_Work instruction_
Look through the material below and count the lines that hold "your". Give that number by itself.

_Extracted material_

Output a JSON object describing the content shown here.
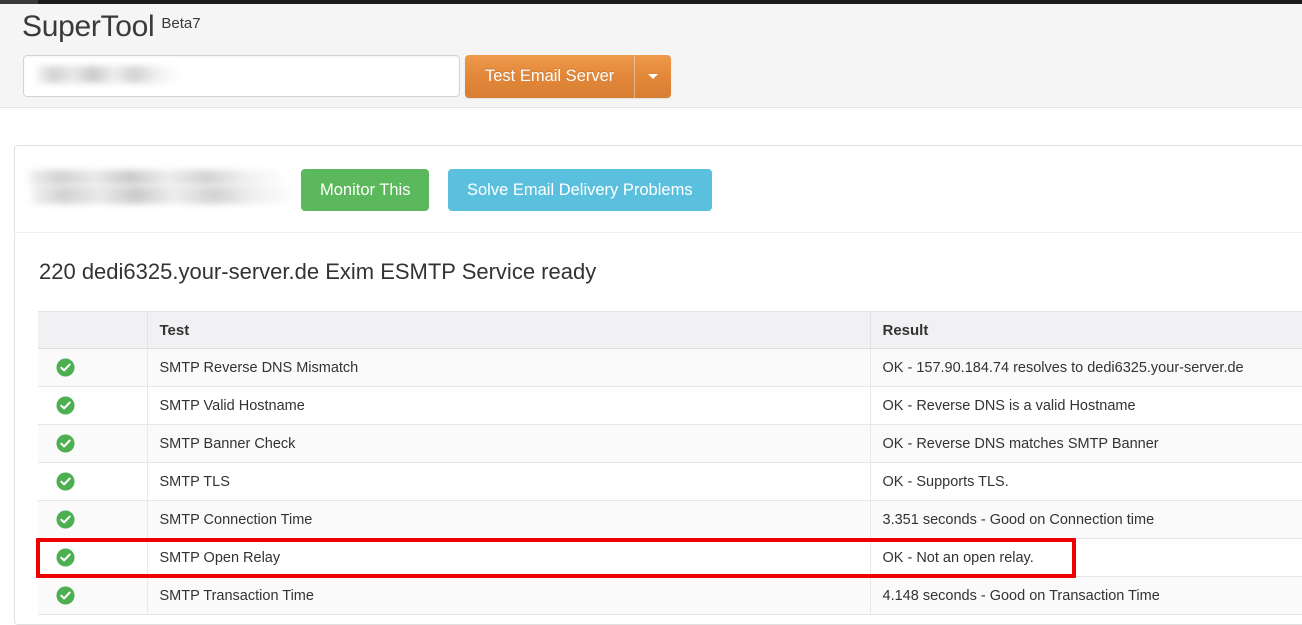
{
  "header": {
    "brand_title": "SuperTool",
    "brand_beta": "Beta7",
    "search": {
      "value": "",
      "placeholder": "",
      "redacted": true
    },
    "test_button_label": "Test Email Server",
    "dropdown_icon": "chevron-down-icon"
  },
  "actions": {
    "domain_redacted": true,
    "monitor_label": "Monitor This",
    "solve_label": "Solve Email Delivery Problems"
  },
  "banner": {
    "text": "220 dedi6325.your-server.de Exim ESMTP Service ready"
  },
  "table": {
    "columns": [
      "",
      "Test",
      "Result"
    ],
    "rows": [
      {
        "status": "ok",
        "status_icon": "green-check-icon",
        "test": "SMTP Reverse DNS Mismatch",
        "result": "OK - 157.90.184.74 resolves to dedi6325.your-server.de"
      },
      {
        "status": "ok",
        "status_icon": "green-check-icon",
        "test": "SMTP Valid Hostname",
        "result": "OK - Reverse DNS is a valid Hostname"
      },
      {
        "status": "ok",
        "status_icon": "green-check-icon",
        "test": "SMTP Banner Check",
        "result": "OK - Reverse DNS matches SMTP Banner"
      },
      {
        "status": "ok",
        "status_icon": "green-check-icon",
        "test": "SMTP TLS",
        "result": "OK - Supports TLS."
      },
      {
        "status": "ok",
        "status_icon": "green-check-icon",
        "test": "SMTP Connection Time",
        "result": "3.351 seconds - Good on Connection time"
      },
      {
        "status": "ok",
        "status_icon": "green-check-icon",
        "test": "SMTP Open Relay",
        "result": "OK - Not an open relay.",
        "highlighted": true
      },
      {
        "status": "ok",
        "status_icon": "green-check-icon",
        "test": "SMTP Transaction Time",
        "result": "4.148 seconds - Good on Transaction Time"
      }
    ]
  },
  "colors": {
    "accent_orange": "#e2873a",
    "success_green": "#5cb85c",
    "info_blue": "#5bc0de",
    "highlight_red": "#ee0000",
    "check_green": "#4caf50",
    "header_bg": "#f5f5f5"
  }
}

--

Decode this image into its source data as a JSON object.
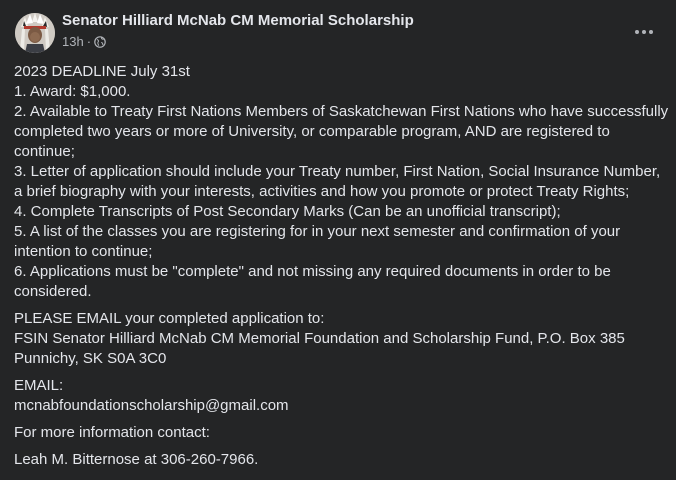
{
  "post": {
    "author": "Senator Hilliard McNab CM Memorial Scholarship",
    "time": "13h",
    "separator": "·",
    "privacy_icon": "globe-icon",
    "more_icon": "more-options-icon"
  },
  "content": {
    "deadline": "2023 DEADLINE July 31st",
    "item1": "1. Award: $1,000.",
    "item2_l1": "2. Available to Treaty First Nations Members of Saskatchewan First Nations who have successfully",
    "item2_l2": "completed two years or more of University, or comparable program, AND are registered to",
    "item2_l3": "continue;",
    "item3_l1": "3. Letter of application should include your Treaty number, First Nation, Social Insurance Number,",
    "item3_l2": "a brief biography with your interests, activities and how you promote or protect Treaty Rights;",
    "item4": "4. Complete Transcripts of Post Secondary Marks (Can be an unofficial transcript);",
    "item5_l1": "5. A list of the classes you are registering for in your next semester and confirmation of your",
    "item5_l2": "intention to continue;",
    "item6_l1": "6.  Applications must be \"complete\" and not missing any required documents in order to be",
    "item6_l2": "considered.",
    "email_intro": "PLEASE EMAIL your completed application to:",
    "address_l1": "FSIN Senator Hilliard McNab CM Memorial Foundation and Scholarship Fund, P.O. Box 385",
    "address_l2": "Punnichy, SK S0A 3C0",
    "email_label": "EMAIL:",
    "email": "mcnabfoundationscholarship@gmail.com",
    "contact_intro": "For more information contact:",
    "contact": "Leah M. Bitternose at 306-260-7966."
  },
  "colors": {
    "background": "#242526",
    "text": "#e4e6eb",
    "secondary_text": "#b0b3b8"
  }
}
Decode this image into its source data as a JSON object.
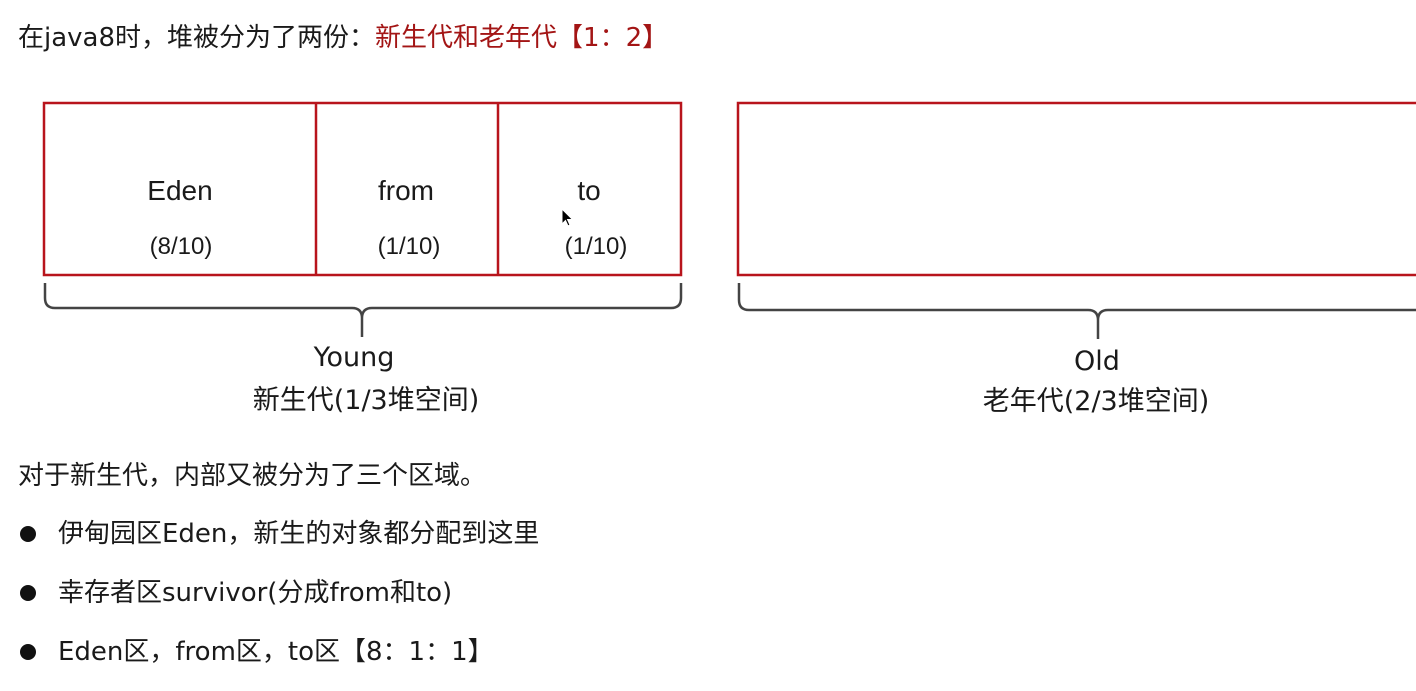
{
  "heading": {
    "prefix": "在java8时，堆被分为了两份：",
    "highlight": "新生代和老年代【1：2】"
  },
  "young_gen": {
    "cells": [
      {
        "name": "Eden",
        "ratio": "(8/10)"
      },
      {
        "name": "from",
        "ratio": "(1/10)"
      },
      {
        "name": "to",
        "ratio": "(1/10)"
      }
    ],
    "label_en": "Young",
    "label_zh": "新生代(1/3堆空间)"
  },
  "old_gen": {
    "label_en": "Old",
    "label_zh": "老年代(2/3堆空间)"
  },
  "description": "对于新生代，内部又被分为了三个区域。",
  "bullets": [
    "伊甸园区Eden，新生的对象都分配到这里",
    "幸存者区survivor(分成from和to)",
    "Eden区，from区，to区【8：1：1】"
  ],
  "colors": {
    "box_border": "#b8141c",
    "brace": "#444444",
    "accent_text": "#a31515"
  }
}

_Result of the task_
6